“If you’re an entrepreneur looking at the value proposition of an athlete, it’s usually their social media presence,” Rabil said. “A founder might reach out to that athlete specifically and build a sports advisory board, or give them stock options that are directly tied to a certain amount of social media posts or wider PR.”

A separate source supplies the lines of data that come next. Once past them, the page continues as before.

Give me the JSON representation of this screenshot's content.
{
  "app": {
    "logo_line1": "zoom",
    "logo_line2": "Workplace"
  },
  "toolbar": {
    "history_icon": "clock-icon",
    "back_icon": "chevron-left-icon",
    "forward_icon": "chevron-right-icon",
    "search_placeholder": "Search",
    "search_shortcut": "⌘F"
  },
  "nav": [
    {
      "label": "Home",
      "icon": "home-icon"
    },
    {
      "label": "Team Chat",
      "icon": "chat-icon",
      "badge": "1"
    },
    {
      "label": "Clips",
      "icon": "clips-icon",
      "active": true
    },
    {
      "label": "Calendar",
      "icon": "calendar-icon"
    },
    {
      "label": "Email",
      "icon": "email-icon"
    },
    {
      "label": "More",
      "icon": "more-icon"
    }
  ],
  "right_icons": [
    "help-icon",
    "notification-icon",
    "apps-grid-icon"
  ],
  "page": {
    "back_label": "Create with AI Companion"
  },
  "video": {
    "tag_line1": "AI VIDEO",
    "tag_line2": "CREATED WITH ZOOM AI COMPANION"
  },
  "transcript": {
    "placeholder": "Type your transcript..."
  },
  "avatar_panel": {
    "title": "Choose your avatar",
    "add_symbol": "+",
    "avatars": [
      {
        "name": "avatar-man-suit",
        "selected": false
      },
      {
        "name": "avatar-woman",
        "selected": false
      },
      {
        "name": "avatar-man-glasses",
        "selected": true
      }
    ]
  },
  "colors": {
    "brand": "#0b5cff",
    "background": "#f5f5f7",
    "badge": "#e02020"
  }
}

However, investors are not blind to the relatively short careers in professional athletics brought about by the risk of injuries.